The activity gave rise to various conspiracy theories, the most prevalent being that Russian President Vladimir Putin had a preference for Donald Trump to be elected president. In 2020, however, evidence is beginning to emerge that the trolls are back and this time they are boosting Vermont Senator Bernie Sanders. The Washington Post reported this week that Sanders’ campaign was briefed by US officials that Russia has been attempting to help his campaign in order to interfere with the Democratic nomination process. Sanders was quick to deny any involvement and condemn any action by Russia to interfere with the elections, as well as turn the argument against Trump by criticizing him of not doing enough to prevent their actions.
This is coming as other Democratic candidates are blaming Sanders for the actions of his supporters, or alleged supporters, or even blaming him for actions that aren’t directly linked to his campaign. Michael Bloomberg’s offices were vandalized in Knoxville, TN, and campaign manager Kevin Sheekey immediately implied that the attacks came from Sanders’ supporters.
Following the 2016 election, it seemed as though the Russian agenda for political interference was to help Trump win the election. In 2020, as they are assisting Sanders, it is becoming more clear that their intentions are not meant to prefer one candidate over another, but rather to destabilize the political process as much as possible. Sanders (and Trump) are both known to have rhetoric that galvanizes their supporter base while alienating and ostracizing their opposition. These features make either candidate preferable for Russian interests. A Trump-Sanders contest in November would only divide the country more and enable the trolls to continue to create and promote inflammatory content that they could only hope would lead to violence and other extremist activities within the US.
The difference in 2020 is that there is additional public and governmental awareness of interference attempts, as well as an increased awareness of the growth of “fake news.” However, this doesn’t seem to have stopped agents from falsifying thousands of identities in order to create online personas that continue to spread inflammatory content.
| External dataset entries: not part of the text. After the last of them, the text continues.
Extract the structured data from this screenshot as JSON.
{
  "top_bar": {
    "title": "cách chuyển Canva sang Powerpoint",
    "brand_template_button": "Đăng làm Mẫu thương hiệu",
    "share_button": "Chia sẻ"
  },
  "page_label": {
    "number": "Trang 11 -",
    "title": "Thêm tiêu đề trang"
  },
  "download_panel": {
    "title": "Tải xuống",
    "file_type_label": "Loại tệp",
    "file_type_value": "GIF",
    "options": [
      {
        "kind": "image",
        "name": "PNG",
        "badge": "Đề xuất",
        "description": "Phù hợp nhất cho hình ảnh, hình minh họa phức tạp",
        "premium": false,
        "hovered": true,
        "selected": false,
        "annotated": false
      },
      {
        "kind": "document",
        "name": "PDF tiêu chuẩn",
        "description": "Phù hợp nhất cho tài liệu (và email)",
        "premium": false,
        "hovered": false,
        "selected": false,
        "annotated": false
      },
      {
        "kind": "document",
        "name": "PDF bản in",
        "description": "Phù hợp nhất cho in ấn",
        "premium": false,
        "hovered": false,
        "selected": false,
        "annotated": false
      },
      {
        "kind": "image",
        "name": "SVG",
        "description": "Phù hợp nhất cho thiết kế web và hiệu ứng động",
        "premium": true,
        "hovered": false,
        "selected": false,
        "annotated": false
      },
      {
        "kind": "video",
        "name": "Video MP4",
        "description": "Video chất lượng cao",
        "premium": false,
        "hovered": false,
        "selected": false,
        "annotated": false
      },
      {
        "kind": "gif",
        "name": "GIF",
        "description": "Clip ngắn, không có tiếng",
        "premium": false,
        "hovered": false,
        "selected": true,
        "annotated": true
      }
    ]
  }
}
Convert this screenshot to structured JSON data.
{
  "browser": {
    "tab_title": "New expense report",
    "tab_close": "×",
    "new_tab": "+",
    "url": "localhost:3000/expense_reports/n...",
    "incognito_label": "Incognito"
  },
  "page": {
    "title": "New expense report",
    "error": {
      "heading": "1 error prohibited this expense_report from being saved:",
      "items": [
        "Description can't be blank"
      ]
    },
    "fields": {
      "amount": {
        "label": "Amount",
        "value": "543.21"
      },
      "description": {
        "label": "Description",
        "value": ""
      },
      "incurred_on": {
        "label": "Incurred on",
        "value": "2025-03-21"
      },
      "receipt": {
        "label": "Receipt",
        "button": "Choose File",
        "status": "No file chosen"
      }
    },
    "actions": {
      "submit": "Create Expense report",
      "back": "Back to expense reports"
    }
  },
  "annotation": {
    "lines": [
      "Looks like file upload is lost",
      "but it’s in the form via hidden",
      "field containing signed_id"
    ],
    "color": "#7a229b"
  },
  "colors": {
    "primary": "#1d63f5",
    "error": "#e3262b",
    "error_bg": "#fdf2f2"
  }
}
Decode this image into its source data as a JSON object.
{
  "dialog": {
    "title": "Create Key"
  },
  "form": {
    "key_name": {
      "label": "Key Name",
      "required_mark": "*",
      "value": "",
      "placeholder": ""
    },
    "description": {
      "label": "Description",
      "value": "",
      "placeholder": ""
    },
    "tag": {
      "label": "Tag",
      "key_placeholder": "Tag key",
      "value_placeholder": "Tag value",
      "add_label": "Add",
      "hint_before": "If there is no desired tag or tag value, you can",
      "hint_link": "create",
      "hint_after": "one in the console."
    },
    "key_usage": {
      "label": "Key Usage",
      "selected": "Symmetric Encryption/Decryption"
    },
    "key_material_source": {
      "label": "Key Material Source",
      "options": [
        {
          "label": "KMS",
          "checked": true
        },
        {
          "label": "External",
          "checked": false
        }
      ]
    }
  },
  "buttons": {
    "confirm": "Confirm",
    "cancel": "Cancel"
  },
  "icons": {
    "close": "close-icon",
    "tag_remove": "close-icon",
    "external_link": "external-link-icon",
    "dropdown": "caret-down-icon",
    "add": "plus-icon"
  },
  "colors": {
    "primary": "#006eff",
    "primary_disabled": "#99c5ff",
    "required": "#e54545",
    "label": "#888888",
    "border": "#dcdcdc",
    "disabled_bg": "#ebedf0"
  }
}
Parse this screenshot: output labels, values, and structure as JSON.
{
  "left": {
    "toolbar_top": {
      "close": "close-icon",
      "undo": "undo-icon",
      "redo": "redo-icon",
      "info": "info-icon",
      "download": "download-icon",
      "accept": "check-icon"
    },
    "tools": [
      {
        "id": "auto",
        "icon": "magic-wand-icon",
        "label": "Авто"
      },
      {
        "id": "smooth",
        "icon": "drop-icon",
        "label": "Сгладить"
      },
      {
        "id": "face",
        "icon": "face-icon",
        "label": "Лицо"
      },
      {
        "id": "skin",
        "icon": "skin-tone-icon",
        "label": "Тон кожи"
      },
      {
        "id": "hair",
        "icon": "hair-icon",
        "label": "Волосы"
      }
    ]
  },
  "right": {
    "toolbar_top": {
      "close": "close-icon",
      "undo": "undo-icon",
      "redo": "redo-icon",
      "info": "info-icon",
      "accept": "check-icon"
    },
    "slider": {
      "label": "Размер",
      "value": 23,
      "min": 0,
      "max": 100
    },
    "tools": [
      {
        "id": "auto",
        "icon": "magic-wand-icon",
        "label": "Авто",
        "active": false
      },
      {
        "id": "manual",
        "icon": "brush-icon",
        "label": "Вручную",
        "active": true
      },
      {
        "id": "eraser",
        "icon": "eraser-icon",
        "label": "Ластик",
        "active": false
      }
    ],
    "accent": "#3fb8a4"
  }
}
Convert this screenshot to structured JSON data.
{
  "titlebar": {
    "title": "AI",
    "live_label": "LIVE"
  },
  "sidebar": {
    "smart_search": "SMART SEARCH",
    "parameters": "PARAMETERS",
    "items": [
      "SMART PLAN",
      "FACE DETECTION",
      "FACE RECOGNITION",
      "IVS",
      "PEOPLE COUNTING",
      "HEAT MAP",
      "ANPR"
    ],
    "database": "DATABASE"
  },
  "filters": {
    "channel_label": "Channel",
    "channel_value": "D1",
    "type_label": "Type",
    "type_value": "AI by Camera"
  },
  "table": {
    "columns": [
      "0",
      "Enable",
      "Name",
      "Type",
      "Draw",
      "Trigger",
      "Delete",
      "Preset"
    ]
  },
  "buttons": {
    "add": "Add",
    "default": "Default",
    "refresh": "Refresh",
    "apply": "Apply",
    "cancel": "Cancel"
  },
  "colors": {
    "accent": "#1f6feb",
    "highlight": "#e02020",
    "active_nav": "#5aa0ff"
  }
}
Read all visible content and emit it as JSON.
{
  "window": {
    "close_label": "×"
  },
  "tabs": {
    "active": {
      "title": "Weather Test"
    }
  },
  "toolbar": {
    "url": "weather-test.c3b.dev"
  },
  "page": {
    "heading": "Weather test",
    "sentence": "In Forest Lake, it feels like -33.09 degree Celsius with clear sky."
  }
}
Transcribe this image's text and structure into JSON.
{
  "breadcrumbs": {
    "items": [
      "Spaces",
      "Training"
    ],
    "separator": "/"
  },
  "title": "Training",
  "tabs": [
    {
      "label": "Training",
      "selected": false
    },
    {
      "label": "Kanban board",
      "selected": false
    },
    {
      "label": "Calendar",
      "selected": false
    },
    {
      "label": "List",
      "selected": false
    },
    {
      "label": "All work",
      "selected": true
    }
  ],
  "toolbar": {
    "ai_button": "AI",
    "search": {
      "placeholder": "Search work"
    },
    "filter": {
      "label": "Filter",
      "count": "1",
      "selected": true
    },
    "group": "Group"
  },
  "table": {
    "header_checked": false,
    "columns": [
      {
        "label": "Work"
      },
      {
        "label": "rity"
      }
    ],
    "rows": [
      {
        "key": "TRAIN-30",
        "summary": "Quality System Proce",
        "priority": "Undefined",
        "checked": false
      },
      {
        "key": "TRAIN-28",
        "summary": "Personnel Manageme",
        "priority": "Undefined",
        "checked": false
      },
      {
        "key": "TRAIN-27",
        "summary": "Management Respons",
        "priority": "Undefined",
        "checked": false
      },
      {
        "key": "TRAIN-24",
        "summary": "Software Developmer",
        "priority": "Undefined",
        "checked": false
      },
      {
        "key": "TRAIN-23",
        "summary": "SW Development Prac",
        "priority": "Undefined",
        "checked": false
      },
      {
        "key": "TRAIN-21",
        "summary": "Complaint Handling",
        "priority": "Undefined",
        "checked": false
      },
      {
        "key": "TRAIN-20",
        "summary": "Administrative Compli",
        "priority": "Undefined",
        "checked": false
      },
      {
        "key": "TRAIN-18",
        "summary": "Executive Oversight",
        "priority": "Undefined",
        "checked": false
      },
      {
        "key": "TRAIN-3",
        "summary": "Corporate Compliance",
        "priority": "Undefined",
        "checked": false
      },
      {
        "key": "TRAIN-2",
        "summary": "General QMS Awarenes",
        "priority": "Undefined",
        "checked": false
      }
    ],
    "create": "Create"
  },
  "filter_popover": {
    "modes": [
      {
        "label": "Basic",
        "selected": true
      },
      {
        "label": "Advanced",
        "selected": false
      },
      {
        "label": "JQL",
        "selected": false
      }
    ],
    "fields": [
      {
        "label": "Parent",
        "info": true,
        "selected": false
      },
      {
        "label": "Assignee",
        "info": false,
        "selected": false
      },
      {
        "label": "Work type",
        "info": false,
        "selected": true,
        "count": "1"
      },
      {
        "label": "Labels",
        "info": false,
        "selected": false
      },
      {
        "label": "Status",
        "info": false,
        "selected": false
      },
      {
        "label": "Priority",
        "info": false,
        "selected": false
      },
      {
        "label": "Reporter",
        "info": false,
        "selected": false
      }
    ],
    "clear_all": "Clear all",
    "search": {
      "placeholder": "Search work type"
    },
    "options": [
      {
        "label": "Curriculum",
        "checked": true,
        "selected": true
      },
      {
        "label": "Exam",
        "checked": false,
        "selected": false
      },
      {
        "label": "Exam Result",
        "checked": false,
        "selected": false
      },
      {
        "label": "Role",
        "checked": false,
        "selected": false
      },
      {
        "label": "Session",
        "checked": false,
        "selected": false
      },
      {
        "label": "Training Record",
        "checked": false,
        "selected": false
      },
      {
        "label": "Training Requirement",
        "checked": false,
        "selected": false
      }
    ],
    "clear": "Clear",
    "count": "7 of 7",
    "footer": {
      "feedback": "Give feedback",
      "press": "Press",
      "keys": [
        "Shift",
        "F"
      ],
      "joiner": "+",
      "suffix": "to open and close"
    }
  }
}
Their worst nightmare would be a more moderate candidate that sought to stabilize and unify Americans, and so this time around it seems they have found their latest proxy for division in Bernie Sanders.